There is an article in The Star today about this Indian man who produce steamed nien gao for export to Singapore and Brunei. Bravo to him. As far as I know, people have to stick to a lot of pantangs (taboos) when steaming nien gao. During the steaming process, we little kids are not allowed to ask when it will be ready because if we do, they said it will never be cooked.
Once, a family wearing black mourning clothes passed by my kampung while the old lady from my neighbour’s house was steaming nien gao. The old lady had to mix a mixture of rice and salt and throw it all around the nien gao’s stove and uttered something to shoo away the bad luck.
Such are the touchy-touchy nien gao taboos.
Usually, the nien gao gets hardened after a week or two of steaming. However, we can cut them into smaller pieces and steam again. I added a pinch of salt to fresh grated coconut and rolled the pieces in them.
It makes a nice sweet treat.

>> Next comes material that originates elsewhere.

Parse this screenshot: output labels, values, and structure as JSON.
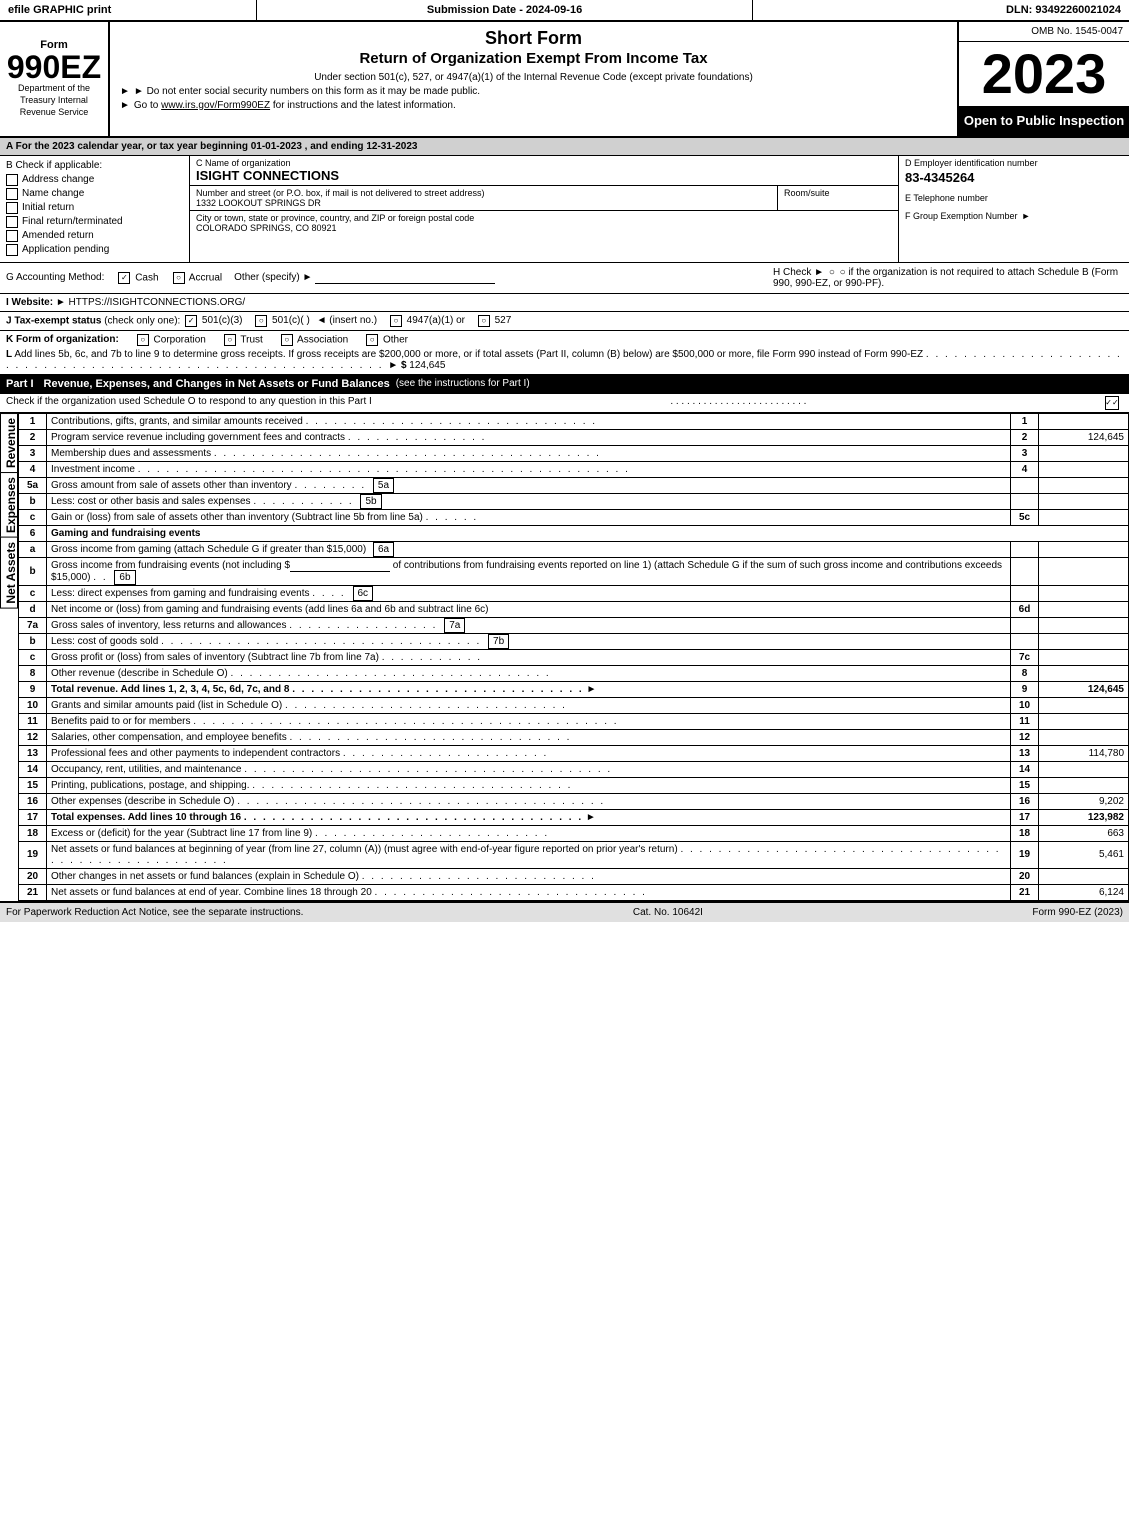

One cannot eat too many pieces because it is very sticky, sweet and the glutinious rice fills you up fast.